At the moment, another historical side note in Peake’s life is granted public wall space, in his namesake gallery at the County Government Building. The entangled mouthful of an exhibition title “Channing Peake at Casa del Herrero and Highlights from the Santa Barbara County Collection” actually serves truth in advertising, in a blending of Casa-related materials and a handful of Peake works housed in the County Art Collection. As a bonus raison d’etre, the show also celebrates the 30th anniversary of the Channing Peake Gallery itself.
In short, it is a friendly hodge-podge of an exhibition which nonetheless can be fascinating for admirers of Peake’s art, for the historic 1928-vintage Montecito Casa del Herrero estate, and for those of us newly discovering the twain between those two pillars of local history.
Some juxtaposed history lessons are in order. Mr. Peake arrived in Santa Barbara in 1931 to study at the Santa Barbara School of the Arts, and, in 1933 and ’34, apprenticed at the Casa, an elegant 11-acre Montecito estate. Commissioned by St. Louis-born industrialist George Fox Steedman and designed by architect George Washington Smith, it is considered a classic example of the Spanish Colonial Revival style now prevalent in much of Santa Barbara and enjoys status as a National Historic Landmark. Since
The exhibition details some of the crossover of the gifted young artist and the hosting compound. In the ‘30s, he made charming realistic drawings of wee young George Steed Bass (who, in 1993, turned the estate into a nonprofit), romping around in short pants on the property, by the gardens and in the large workshop where his father spent much time and energy, and which earned the property the nickname “House of the Blacksmith.”
Mr. Peake also left his lingering artistic imprints on the interior of the Casa, including a myth-based frieze painting in the house’s “book tower,” designed by famed Santa Barbara-based architect Lutah Maria Riggs. He also painted a Centaur scene in a Moorish nook by an entertainment center in the house, with little “Georgy” serving as a model for a part boy-horse-sea life figure playing a horn, above the shelf holding another loveable relic, a turntable.
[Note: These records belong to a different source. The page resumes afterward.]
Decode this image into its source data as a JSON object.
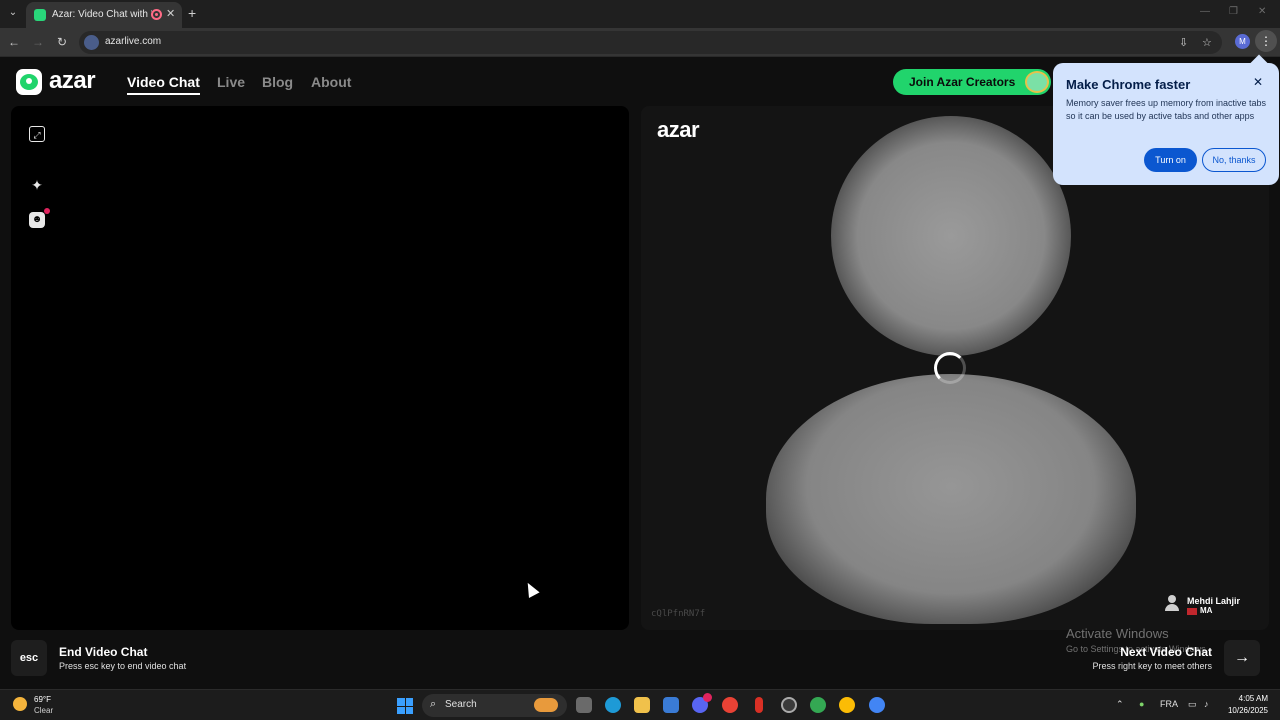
{
  "browser": {
    "tab_title": "Azar: Video Chat with New",
    "tab_close": "✕",
    "new_tab": "+",
    "url": "azarlive.com",
    "profile_initial": "M"
  },
  "site": {
    "logo_text": "azar",
    "nav": [
      "Video Chat",
      "Live",
      "Blog",
      "About"
    ],
    "active_nav": "Video Chat",
    "creators_button": "Join Azar Creators"
  },
  "remote": {
    "logo_text": "azar",
    "user_code": "cQlPfnRN7f",
    "peer_name": "Mehdi Lahjir",
    "peer_country": "MA"
  },
  "controls": {
    "esc_key": "esc",
    "end_title": "End Video Chat",
    "end_subtitle": "Press esc key to end video chat",
    "next_title": "Next Video Chat",
    "next_subtitle": "Press right key to meet others",
    "next_arrow": "→"
  },
  "watermark": {
    "title": "Activate Windows",
    "subtitle": "Go to Settings to activate Windows."
  },
  "popup": {
    "title": "Make Chrome faster",
    "body": "Memory saver frees up memory from inactive tabs so it can be used by active tabs and other apps",
    "primary_button": "Turn on",
    "secondary_button": "No, thanks",
    "close": "✕"
  },
  "taskbar": {
    "weather_temp": "69°F",
    "weather_condition": "Clear",
    "search_label": "Search",
    "language": "FRA",
    "time": "4:05 AM",
    "date": "10/26/2025"
  },
  "colors": {
    "brand_green": "#21d46c",
    "chrome_accent": "#0b57d0",
    "popup_bg": "#d3e3fd"
  }
}
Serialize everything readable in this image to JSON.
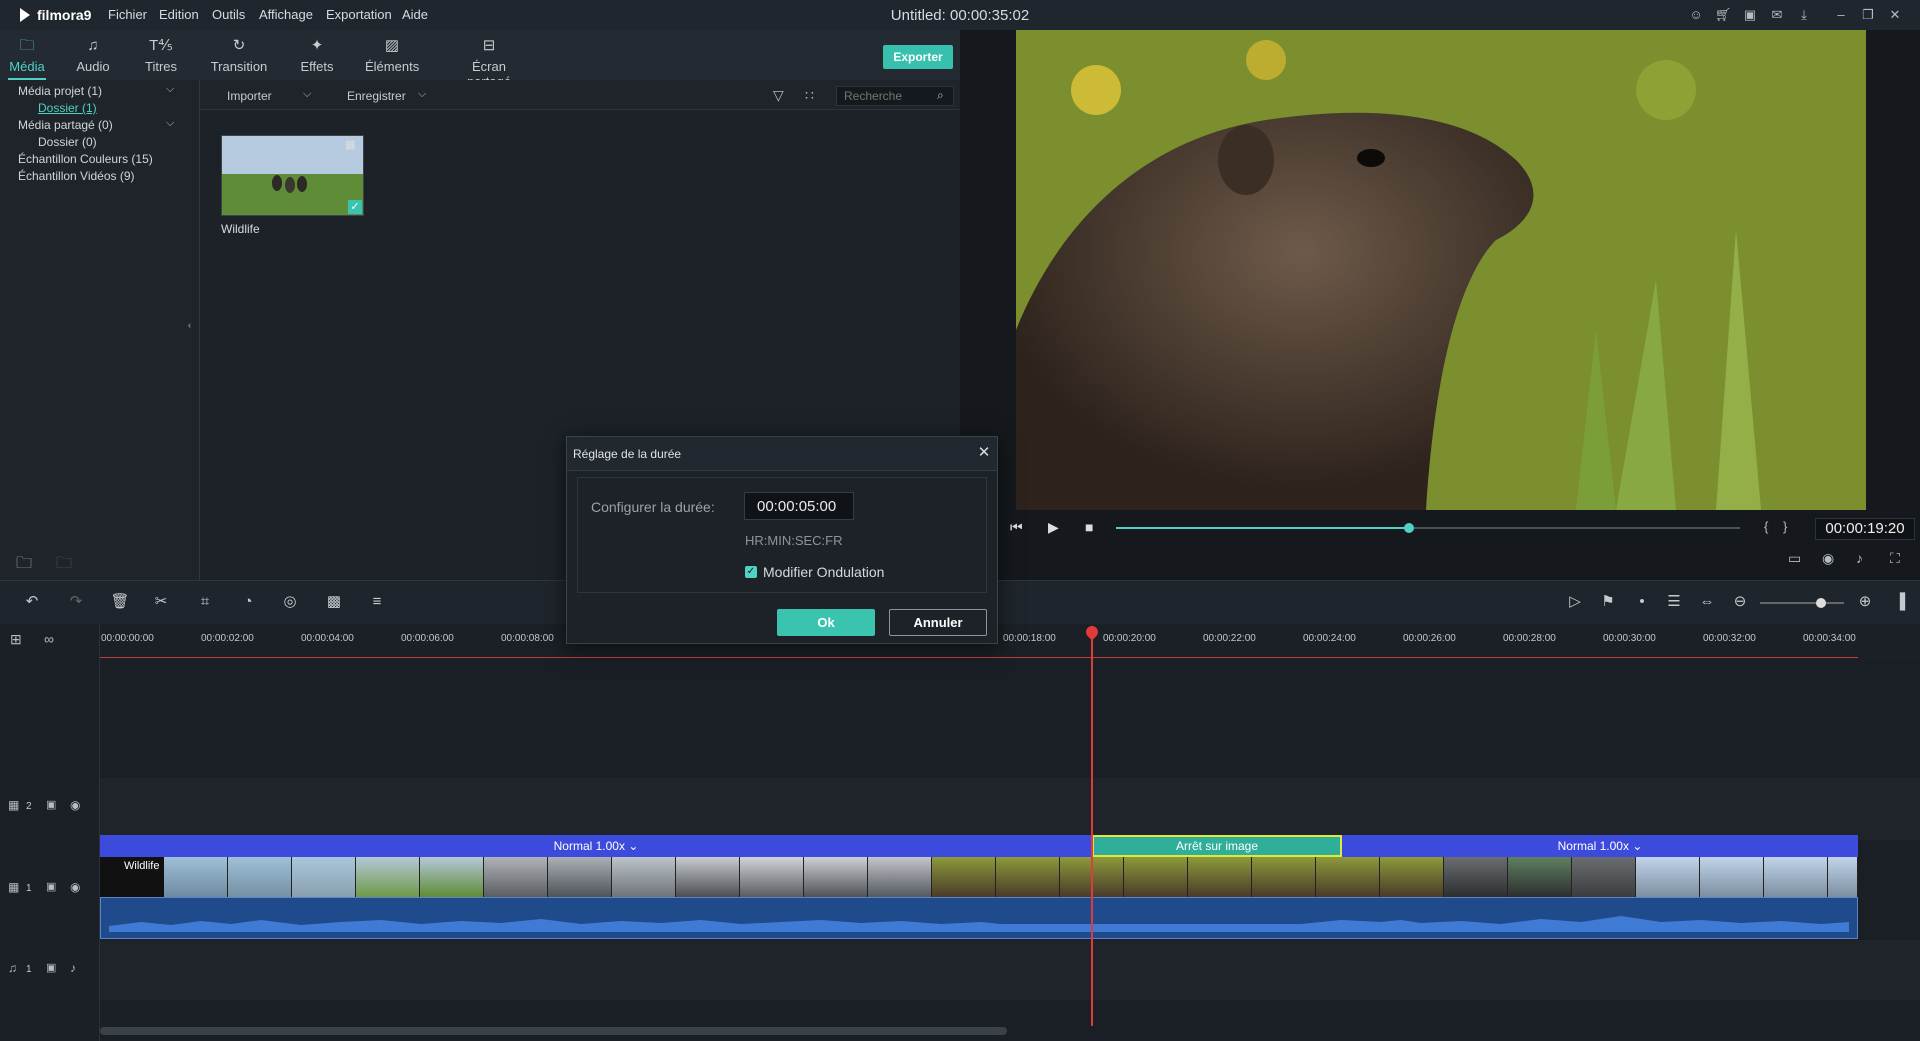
{
  "app": {
    "logo_text": "filmora9",
    "window_title": "Untitled: 00:00:35:02",
    "menu": [
      "Fichier",
      "Edition",
      "Outils",
      "Affichage",
      "Exportation",
      "Aide"
    ]
  },
  "tabs": [
    {
      "label": "Média",
      "icon": "folder-icon"
    },
    {
      "label": "Audio",
      "icon": "music-note-icon"
    },
    {
      "label": "Titres",
      "icon": "text-icon"
    },
    {
      "label": "Transition",
      "icon": "transition-icon"
    },
    {
      "label": "Effets",
      "icon": "effects-icon"
    },
    {
      "label": "Éléments",
      "icon": "image-icon"
    },
    {
      "label": "Écran partagé",
      "icon": "split-screen-icon"
    }
  ],
  "export_label": "Exporter",
  "library": {
    "tree": [
      {
        "label": "Média projet (1)"
      },
      {
        "label": "Dossier (1)"
      },
      {
        "label": "Média partagé (0)"
      },
      {
        "label": "Dossier (0)"
      },
      {
        "label": "Échantillon Couleurs (15)"
      },
      {
        "label": "Échantillon Vidéos (9)"
      }
    ],
    "import_label": "Importer",
    "record_label": "Enregistrer",
    "search_placeholder": "Recherche",
    "media_items": [
      {
        "name": "Wildlife"
      }
    ]
  },
  "preview": {
    "timecode": "00:00:19:20",
    "progress": 0.47
  },
  "timeline": {
    "ticks": [
      "00:00:00:00",
      "00:00:02:00",
      "00:00:04:00",
      "00:00:06:00",
      "00:00:08:00",
      "00:00:18:00",
      "00:00:20:00",
      "00:00:22:00",
      "00:00:24:00",
      "00:00:26:00",
      "00:00:28:00",
      "00:00:30:00",
      "00:00:32:00",
      "00:00:34:00"
    ],
    "tracks": {
      "v2": "2",
      "v1": "1",
      "a1": "1"
    },
    "clip_name": "Wildlife",
    "segments": [
      {
        "label": "Normal 1.00x"
      },
      {
        "label": "Arrêt sur image"
      },
      {
        "label": "Normal 1.00x"
      }
    ]
  },
  "dialog": {
    "title": "Réglage de la durée",
    "duration_label": "Configurer la durée:",
    "duration_value": "00:00:05:00",
    "format_hint": "HR:MIN:SEC:FR",
    "ripple_label": "Modifier Ondulation",
    "ripple_checked": true,
    "ok_label": "Ok",
    "cancel_label": "Annuler"
  },
  "colors": {
    "accent": "#4fd1c5",
    "export_button": "#36c0ad",
    "clip_header": "#3c4bdc",
    "freeze_segment": "#2fae9a",
    "playhead": "#e03a3a"
  }
}
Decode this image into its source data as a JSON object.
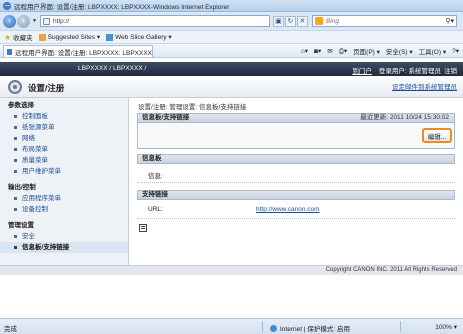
{
  "window": {
    "title": "远程用户界面: 设置/注册: LBPXXXX: LBPXXXX-Windows Internet Explorer"
  },
  "addressbar": {
    "url": "http://",
    "search_placeholder": "Bing"
  },
  "favorites": {
    "label": "收藏夹",
    "items": [
      {
        "label": "Suggested Sites ▾"
      },
      {
        "label": "Web Slice Gallery ▾"
      }
    ]
  },
  "tab": {
    "label": "远程用户界面: 设置/注册: LBPXXXX: LBPXXXX"
  },
  "commands": {
    "page": "页面(P) ▾",
    "safety": "安全(S) ▾",
    "tools": "工具(O) ▾",
    "help": "?▾"
  },
  "app": {
    "device_name": "LBPXXXX / LBPXXXX /",
    "portal_link": "到门户",
    "login_user": "登录用户: 系统管理员",
    "logout": "注销",
    "page_title": "设置/注册",
    "mail_settings": "设定邮件到系统管理员"
  },
  "sidebar": {
    "groups": [
      {
        "label": "参数选择",
        "items": [
          "控制面板",
          "纸张源菜单",
          "网络",
          "布局菜单",
          "质量菜单",
          "用户维护菜单"
        ]
      },
      {
        "label": "输出/控制",
        "items": [
          "应用程序菜单",
          "设备控制"
        ]
      },
      {
        "label": "管理设置",
        "items": [
          "安全",
          "信息板/支持链接"
        ]
      }
    ],
    "active_item": "信息板/支持链接"
  },
  "main": {
    "breadcrumb": "设置/注册: 管理设置: 信息板/支持链接",
    "section_title": "信息板/支持链接",
    "last_updated": "最近更新: 2011 10/24 15:30:02",
    "edit_button": "编辑...",
    "info_board_title": "信息板",
    "info_label": "信息:",
    "support_title": "支持链接",
    "url_label": "URL:",
    "url_value": "http://www.canon.com"
  },
  "footer": {
    "copyright": "Copyright CANON INC. 2011 All Rights Reserved"
  },
  "status": {
    "done": "完成",
    "zone": "Internet | 保护模式: 启用",
    "zoom": "100%  ▾"
  },
  "colors": {
    "app_header": "#2c3a50",
    "edit_highlight": "#f08a1c",
    "link": "#1a4e9c"
  }
}
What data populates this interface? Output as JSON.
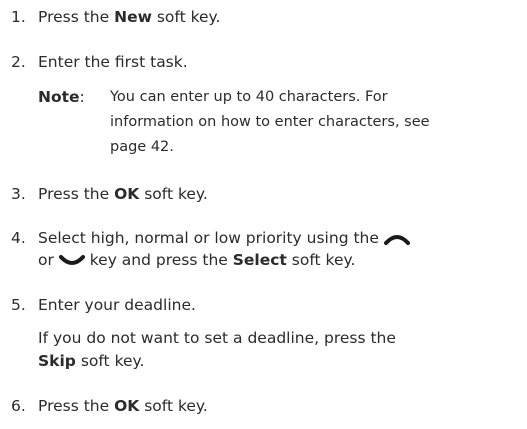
{
  "steps": [
    {
      "num": "1.",
      "pre": "Press the ",
      "bold": "New",
      "post": " soft key."
    },
    {
      "num": "2.",
      "text": "Enter the first task."
    },
    {
      "num": "3.",
      "pre": "Press the ",
      "bold": "OK",
      "post": " soft key."
    },
    {
      "num": "4.",
      "line1": "Select high, normal or low priority using the",
      "line2_pre": "or",
      "line2_mid": "key and press the ",
      "line2_bold": "Select",
      "line2_post": " soft key."
    },
    {
      "num": "5.",
      "text": "Enter your deadline.",
      "sub_line1": "If you do not want to set a deadline, press the",
      "sub_line2_bold": "Skip",
      "sub_line2_post": " soft key."
    },
    {
      "num": "6.",
      "pre": "Press the ",
      "bold": "OK",
      "post": " soft key."
    }
  ],
  "note": {
    "label": "Note",
    "colon": ":",
    "line1": "You can enter up to 40 characters. For",
    "line2": "information on how to enter characters, see",
    "line3": "page 42."
  },
  "icons": {
    "up_key": "up-arrow-key-icon",
    "down_key": "down-arrow-key-icon"
  }
}
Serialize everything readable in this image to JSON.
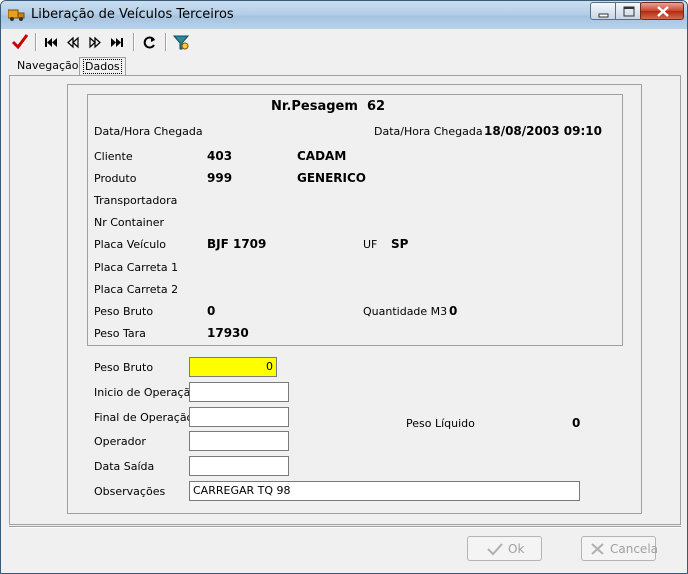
{
  "window": {
    "title": "Liberação de Veículos Terceiros",
    "app_icon": "truck-icon",
    "controls": [
      "minimize-icon",
      "maximize-icon",
      "close-icon"
    ]
  },
  "toolbar": {
    "buttons": [
      "checkmark-icon",
      "first-record-icon",
      "previous-record-icon",
      "next-record-icon",
      "last-record-icon",
      "refresh-icon",
      "filter-icon"
    ]
  },
  "tabs": {
    "nav": "Navegação",
    "dados": "Dados",
    "active": "Dados"
  },
  "info": {
    "nr_pesagem_label": "Nr.Pesagem",
    "nr_pesagem_value": "62",
    "data_hora_chegada_label_left": "Data/Hora Chegada",
    "data_hora_chegada_label_right": "Data/Hora Chegada",
    "data_hora_chegada_value": "18/08/2003 09:10",
    "cliente_label": "Cliente",
    "cliente_code": "403",
    "cliente_name": "CADAM",
    "produto_label": "Produto",
    "produto_code": "999",
    "produto_name": "GENERICO",
    "transportadora_label": "Transportadora",
    "nr_container_label": "Nr Container",
    "placa_veiculo_label": "Placa Veículo",
    "placa_veiculo_value": "BJF 1709",
    "uf_label": "UF",
    "uf_value": "SP",
    "placa_carreta1_label": "Placa Carreta 1",
    "placa_carreta2_label": "Placa Carreta 2",
    "peso_bruto_label": "Peso Bruto",
    "peso_bruto_value": "0",
    "quantidade_m3_label": "Quantidade M3",
    "quantidade_m3_value": "0",
    "peso_tara_label": "Peso Tara",
    "peso_tara_value": "17930"
  },
  "form": {
    "peso_bruto_label": "Peso Bruto",
    "peso_bruto_value": "0",
    "inicio_operacao_label": "Inicio de Operação",
    "inicio_operacao_value": "",
    "final_operacao_label": "Final de Operação",
    "final_operacao_value": "",
    "operador_label": "Operador",
    "operador_value": "",
    "data_saida_label": "Data Saída",
    "data_saida_value": "",
    "observacoes_label": "Observações",
    "observacoes_value": "CARREGAR TQ 98",
    "peso_liquido_label": "Peso Líquido",
    "peso_liquido_value": "0"
  },
  "buttons": {
    "ok": "Ok",
    "cancel": "Cancela"
  },
  "colors": {
    "highlight_field": "#ffff00",
    "accent_check": "#cc0000"
  }
}
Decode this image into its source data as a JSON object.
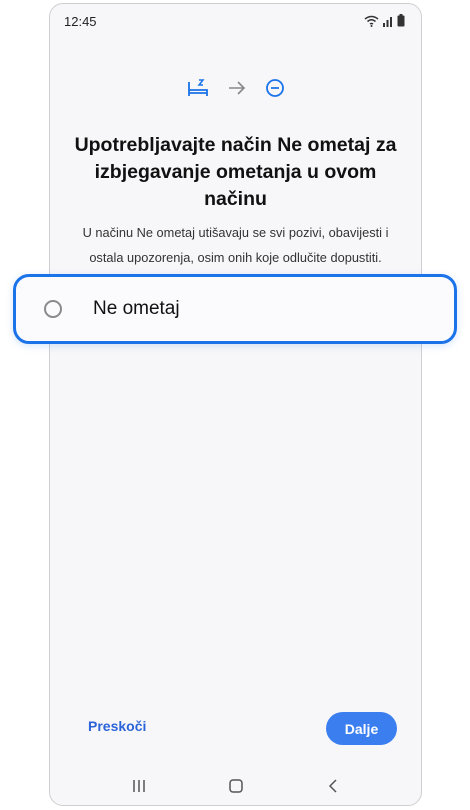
{
  "status_bar": {
    "time": "12:45"
  },
  "flow_icons": [
    "bed-icon",
    "arrow-right-icon",
    "do-not-disturb-icon"
  ],
  "title": "Upotrebljavajte način Ne ometaj za izbjegavanje ometanja u ovom načinu",
  "description": "U načinu Ne ometaj utišavaju se svi pozivi, obavijesti i ostala upozorenja, osim onih koje odlučite dopustiti.",
  "option": {
    "label": "Ne ometaj",
    "selected": false
  },
  "buttons": {
    "skip": "Preskoči",
    "next": "Dalje"
  },
  "colors": {
    "accent": "#1a73e8",
    "button": "#3b7ef0",
    "link": "#2b64d8"
  }
}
Music, as it turns out, played a role in the art life of Mr. Peake, as seen in his 1965 painting on display, “Rhythmic Jazz,” which translates his love of jazz (and hanging out in jazz clubs) into an abstracted impression of a trumpet, set into a palpably rhythmic composition. But the real subject of the painting is the music itself.
Jazz, with its exploratory, improvisatory nature and American individualist ethos, inspired the painter, alongside such varied influences as early European modernism—especially Cubism—and his life as a hands-on rancher (vs. gentleman rancher). These influences merge and are made apparent in the handful of actual canvases brought out for display from the County Art Collection.
From the rancher factor, we find his large, ruggedly formal paintings “Horse and Man,” a classic example of his “cowboy Cubist” style painted in 1959, and “Shaman,” a mythic animal spirit vision. Just as a trumpet is mythicized and altered in “Rhythmic Jazz,” the painter followed his instinct to “biomorphically” alter a functional object, rendering its symbolic, in his canvas called “Vertical Farm Implement.” The artist’s model was an inanimate object, seen down on the ranch, but elevated through art to talisman status, and even with a sly echo of Georgia O’Keeffe in its evocation of bones.
His beloved Santa Ynez Valley home base is paid semi-abstractionist tribute in the smaller “Mountain and Cachuma Lake,” a late period painting from 1980. He also dives deeper into the juxtaposition of purer abstraction and reinvention with “Aquatic Rhythm,” another rhythmic exercise, but this time realized in an image of signature cubist visual blocks and forms below and overlaid with pointillist sprinkles of dots/bubbles.
With this painting, and the others in the gallery bearing his name, Mr. Peake manages the feat of creating an aesthetic balancing intellectual and Modernist ideas with an organic sense of the sensual. That may be the rancher-cowboy speaking, and/or the jazz fan.